- **What the exercise asks**: When a line of the records below contains the string "swatch", copy that whole line.

(Items from an interface collection)

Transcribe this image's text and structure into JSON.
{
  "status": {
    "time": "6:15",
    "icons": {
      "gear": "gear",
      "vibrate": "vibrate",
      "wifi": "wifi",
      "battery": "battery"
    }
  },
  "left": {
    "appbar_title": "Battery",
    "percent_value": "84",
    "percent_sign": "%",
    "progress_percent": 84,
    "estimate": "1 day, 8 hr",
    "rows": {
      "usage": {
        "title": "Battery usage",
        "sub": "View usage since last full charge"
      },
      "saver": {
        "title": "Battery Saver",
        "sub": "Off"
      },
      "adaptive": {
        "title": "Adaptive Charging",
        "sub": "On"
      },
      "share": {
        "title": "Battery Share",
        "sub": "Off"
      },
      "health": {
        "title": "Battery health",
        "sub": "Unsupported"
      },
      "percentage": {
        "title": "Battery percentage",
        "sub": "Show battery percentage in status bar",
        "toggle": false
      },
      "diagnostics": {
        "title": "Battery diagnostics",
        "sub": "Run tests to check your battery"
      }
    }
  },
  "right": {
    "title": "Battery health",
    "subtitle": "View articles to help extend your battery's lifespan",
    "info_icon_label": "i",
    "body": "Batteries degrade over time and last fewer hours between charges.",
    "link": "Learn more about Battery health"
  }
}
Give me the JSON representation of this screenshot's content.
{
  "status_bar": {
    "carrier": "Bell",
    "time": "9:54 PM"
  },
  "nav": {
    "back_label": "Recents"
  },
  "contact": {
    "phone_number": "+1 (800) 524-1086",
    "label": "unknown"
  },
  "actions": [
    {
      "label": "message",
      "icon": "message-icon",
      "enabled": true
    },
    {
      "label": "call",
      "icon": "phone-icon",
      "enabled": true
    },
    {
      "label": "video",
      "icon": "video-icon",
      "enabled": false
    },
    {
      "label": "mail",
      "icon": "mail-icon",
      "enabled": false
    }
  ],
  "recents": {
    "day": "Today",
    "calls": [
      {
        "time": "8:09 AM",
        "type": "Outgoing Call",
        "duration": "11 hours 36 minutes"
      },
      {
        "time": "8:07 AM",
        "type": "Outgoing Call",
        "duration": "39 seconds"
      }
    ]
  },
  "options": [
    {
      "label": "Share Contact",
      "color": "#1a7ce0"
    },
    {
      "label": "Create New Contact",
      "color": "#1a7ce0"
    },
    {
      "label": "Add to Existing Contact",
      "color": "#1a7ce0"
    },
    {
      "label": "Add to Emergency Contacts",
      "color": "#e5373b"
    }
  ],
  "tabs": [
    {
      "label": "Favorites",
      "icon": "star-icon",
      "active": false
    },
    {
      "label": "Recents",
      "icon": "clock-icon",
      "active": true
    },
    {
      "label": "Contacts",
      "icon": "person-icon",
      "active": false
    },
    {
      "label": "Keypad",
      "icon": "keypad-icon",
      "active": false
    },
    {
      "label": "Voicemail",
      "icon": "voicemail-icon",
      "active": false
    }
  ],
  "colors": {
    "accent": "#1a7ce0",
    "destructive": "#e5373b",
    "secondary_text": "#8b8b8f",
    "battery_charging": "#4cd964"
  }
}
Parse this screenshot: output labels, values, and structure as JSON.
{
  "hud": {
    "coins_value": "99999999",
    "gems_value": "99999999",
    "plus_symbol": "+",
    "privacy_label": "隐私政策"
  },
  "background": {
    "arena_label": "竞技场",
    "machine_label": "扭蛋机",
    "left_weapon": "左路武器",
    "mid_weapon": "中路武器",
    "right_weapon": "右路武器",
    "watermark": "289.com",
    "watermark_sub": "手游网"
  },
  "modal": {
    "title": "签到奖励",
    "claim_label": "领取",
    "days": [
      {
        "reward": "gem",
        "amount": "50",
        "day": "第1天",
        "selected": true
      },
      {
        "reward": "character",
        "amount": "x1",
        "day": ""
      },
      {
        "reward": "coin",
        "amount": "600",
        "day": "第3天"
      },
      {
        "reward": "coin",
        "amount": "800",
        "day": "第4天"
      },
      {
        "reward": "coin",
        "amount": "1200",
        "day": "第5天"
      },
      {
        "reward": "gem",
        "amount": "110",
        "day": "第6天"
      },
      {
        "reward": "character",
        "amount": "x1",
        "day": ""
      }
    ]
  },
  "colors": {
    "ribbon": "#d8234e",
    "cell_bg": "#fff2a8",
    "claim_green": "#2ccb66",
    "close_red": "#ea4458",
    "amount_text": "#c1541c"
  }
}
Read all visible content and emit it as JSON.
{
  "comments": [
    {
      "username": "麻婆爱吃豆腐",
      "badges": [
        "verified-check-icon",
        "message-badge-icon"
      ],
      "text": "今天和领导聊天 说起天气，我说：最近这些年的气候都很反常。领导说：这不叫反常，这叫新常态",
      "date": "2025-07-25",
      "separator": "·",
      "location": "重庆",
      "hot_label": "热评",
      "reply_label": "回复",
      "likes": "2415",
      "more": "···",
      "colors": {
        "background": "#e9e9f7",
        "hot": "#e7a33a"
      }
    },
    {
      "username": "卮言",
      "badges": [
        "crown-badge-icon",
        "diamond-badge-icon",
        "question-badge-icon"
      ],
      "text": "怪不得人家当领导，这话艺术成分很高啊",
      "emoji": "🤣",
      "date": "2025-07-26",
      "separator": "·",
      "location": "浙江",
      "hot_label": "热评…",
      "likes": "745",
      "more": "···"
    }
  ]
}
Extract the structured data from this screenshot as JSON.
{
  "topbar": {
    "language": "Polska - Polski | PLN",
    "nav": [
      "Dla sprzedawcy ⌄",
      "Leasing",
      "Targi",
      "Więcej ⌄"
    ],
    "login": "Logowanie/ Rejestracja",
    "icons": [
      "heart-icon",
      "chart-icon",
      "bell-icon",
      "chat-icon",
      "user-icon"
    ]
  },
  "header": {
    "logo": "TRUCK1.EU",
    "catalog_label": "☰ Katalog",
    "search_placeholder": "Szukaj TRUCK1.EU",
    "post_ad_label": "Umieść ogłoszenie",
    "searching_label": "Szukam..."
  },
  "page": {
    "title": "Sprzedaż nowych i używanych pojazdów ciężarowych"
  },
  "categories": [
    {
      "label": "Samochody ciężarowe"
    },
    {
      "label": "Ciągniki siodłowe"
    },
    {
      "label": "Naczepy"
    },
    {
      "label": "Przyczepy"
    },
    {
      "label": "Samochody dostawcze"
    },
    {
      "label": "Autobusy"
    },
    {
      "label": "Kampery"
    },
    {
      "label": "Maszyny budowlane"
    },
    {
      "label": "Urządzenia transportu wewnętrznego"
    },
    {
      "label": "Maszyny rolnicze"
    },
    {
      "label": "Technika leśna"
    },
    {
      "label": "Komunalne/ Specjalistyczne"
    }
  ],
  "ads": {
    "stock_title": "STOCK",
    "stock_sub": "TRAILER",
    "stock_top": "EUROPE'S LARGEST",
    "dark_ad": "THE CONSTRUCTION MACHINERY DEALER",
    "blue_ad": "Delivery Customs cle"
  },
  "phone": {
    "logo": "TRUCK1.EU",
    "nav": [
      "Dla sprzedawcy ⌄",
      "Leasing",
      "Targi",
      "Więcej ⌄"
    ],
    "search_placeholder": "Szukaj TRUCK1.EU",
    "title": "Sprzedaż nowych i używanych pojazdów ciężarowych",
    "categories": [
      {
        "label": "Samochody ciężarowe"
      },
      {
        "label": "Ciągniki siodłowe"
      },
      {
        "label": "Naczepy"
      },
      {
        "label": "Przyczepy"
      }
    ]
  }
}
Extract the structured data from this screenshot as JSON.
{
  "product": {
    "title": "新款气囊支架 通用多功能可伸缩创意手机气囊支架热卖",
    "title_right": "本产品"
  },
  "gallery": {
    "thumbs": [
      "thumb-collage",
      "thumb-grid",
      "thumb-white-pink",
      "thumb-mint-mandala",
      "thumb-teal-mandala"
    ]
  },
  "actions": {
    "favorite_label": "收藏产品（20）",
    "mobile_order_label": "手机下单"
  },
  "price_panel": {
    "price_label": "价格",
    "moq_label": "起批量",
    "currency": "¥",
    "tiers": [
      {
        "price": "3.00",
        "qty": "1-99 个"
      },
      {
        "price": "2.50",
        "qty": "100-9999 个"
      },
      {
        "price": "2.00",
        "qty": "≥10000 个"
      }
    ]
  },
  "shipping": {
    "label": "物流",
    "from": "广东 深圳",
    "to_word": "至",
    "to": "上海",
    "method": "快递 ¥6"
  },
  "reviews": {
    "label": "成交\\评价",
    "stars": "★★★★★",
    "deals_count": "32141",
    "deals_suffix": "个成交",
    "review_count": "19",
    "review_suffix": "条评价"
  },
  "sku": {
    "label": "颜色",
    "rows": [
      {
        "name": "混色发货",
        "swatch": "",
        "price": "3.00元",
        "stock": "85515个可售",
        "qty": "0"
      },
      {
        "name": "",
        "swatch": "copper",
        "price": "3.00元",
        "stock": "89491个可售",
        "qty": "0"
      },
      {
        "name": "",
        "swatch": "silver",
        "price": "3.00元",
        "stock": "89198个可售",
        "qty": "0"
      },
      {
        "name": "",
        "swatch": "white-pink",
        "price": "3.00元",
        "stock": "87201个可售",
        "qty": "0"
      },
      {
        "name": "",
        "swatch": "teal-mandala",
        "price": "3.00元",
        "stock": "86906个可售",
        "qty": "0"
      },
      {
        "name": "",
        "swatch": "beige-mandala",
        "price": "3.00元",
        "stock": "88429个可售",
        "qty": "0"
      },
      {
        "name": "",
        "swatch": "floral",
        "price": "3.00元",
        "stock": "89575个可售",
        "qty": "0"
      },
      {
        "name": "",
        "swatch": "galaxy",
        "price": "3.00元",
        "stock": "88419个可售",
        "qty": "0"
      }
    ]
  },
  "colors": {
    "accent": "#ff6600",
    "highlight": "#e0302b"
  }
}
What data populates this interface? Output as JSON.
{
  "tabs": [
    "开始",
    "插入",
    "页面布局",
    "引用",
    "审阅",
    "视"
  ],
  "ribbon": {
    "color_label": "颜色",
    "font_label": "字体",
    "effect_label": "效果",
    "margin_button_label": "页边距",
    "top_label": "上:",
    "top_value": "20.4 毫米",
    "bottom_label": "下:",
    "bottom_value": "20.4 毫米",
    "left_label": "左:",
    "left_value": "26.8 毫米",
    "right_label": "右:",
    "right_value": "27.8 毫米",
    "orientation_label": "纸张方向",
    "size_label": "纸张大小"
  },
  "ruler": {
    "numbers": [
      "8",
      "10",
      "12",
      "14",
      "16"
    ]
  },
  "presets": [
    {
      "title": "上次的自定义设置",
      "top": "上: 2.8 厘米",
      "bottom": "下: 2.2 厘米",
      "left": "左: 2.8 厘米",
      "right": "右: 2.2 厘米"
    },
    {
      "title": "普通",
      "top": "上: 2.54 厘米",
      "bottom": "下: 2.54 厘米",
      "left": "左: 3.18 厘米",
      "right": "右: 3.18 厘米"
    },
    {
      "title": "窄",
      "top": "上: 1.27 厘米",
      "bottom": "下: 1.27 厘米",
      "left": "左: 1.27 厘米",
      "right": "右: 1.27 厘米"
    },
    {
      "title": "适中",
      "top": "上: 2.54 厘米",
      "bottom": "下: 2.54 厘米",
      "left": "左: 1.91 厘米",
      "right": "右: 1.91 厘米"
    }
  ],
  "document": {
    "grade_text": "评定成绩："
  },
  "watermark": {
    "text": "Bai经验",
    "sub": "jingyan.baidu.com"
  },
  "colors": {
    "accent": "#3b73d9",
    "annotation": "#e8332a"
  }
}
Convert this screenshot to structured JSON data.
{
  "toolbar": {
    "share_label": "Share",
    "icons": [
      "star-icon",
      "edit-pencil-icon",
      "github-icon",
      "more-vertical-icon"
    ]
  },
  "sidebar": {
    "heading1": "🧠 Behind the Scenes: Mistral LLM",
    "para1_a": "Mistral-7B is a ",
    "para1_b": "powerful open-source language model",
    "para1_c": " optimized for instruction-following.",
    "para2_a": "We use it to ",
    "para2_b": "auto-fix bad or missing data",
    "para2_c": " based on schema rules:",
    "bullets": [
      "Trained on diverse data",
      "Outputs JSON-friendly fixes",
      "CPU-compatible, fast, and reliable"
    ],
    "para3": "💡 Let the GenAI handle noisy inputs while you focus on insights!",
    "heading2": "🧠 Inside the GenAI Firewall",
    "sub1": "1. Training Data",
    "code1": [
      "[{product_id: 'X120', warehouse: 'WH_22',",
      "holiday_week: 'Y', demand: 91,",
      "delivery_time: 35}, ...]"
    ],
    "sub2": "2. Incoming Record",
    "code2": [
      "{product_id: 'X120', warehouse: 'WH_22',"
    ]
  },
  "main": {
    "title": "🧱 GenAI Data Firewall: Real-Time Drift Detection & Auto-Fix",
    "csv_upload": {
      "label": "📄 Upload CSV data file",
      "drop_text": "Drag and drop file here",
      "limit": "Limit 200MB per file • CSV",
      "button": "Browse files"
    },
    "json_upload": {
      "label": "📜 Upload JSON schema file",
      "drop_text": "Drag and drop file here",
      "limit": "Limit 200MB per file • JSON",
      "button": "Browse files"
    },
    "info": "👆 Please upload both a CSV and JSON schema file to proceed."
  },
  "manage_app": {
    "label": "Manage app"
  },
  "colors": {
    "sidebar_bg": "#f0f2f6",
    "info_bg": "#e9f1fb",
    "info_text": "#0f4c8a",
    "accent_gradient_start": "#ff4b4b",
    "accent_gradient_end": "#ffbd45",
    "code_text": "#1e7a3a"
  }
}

- **Task solution**:
        "swatch": "",
        "swatch": "copper",
        "swatch": "silver",
        "swatch": "white-pink",
        "swatch": "teal-mandala",
        "swatch": "beige-mandala",
        "swatch": "floral",
        "swatch": "galaxy",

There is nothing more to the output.